Details from a spam calendar event, reading "A suspicious program may be using 90% of your memory"

At this time, the links go to a 404 page, but we believe they would have linked out to apps in Apple’s App Store.

Redirects to “security” apps

Whether you do or don’t subscribe to the calendar, the page will go back to the fake captcha. Tapping the captcha a second time, and clicking either OK or Cancel, will result in your browser being redirected to a scam page claiming your iPhone is infected or that hackers are watching you.

A scam web page titled "Hackers are watching you!"
A scam web page titled "WARNING! Your Apple iPhone is severely damaged by 13 viruses!"

These pages will redirect to a variety of App Store apps. Mostly, these are junk VPNs or supposed security apps. They mostly have high ratings, and have been around for 4+ years, but the total number of ratings given is low. This could be an indication that the ratings have been reset periodically.

Worse, many of these apps have high price, short duration subscriptions. In most cases, prices are around $8.99 or $9.99 per week.

App Store page for Guard Coil VPN

Removing the subscribed calendar(s)

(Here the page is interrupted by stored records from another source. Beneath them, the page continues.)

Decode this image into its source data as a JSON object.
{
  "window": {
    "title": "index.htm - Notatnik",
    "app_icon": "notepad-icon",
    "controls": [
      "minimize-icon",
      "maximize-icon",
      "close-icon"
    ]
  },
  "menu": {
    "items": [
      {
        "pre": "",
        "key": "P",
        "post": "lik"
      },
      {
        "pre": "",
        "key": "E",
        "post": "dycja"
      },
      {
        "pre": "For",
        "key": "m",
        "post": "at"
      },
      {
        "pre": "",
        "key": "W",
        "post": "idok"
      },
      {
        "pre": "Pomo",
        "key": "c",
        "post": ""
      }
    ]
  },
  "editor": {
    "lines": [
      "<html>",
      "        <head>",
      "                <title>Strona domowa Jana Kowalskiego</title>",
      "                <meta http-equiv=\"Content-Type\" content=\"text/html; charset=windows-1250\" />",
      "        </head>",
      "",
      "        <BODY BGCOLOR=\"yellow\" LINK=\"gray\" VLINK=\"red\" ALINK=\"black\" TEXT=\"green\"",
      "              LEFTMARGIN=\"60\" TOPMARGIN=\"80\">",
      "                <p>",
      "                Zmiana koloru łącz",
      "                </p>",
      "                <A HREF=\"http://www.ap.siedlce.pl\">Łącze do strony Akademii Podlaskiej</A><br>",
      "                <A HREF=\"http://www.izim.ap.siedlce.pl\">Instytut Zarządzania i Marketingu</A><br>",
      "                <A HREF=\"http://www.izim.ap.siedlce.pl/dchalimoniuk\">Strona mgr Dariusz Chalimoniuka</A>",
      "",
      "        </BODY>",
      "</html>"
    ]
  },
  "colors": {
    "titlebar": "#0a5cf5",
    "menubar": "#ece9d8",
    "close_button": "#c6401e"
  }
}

If you have been impacted, your iPhone has fortunately not actually been hacked or infected (regardless of what the messages claim), and there is a simple solution. You can just delete the subscribed calendars.

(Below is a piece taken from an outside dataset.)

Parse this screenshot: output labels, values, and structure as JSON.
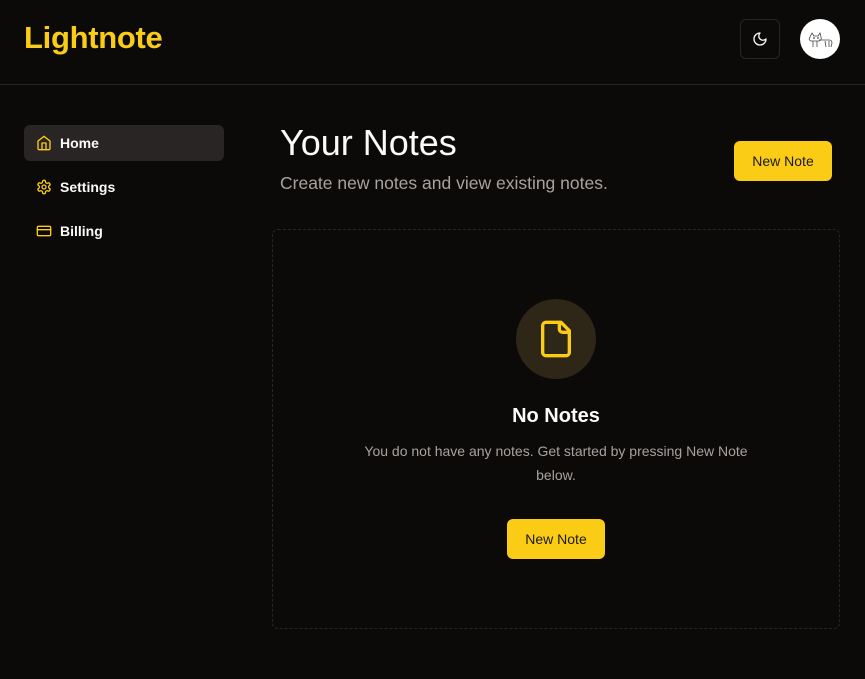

First, open your Calendar app, and then tap the Calendars button at the bottom center of the screen, shown below.

iOS Calendar app showing spam events

This will result in seeing a view like the following, showing all the calendars loaded on your iPhone. Note the odd item with a green tick and no title, under the heading “SUBSCRIBED”.

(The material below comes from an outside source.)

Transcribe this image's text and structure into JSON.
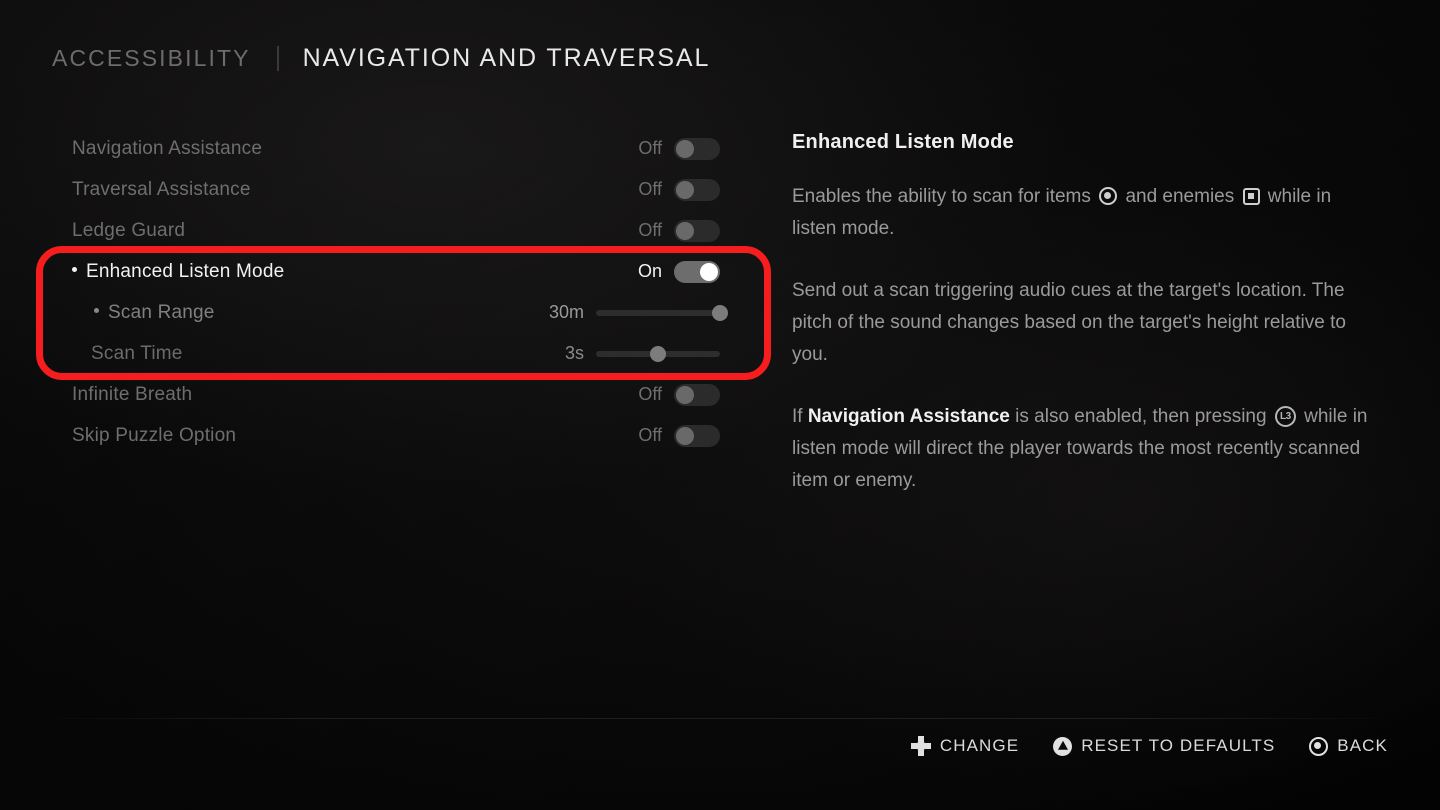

The listing of all calendars shown in the Calendar app

The calendar name appears blank here, but that may not be true in every case. You’ll want to remove all subscribed calendars, except those that you are certain are legitimate. To do this, tap the button showing the letter i in a circle next to the subscribed calendar. (If you have more than one, you’ll have to repeat for each one.)

On the next screen, tap the Delete Calendar button at the bottom of the screen. (On some devices, you may have to scroll down to see it.)

Information about the unwanted calendar, including a Delete Calendar button

How to prevent the issue

First and foremost, if you find yourself seeing a strange message in Safari on your iPhone, don’t believe it, and don’t do what it tells you to do. Don’t click any buttons consenting to whatever the site is asking, such as OK, Allow, Install, etc. If you can close the tab or navigate to another page in the browser, do so. If an alert is preventing that, click Cancel if that’s an option.

If there is an alert preventing you from taking action until you tap a button, and you don’t know what to do, just restart your iPhone.

You can also use the Web Protection feature in Malwarebytes Security for iOS. This should prevent you from visiting malicious pages in Safari. Of course, as with all things, nothing is infallible, so if you find that a malicious site has slipped past, please copy the address of the page from Safari’s address bar and submit it via a support ticket to Malwarebytes support. A screenshot would help as well.

Unfortunately, since users are essentially consenting to this scam via existing Apple-provided mechanisms for obtaining consent, there may not be much that Apple can do to stop this particular wave of calendar spam. However, we’ve notified Apple anyway, and hope it can at a minimum take action against the apps promoted by these scams.

What about other platforms?

Although we’re seeing a lot of this on iOS right now, the scam affects other platforms as well. On macOS, for example, it will attempt to add a calendar, though the process is far less convincing.

macOS alert asking the user to consent to subscribe to a calendar

The same is also true on Windows.

Windows alert asking the user to choose an app to open a webcal link with

You may also be offered a browser extension by some variants of this scam, depending on your browser. (Google Chrome is a common target.)

Regardless of the platform, if you see something odd like this in the browser, do not allow it, and close the page.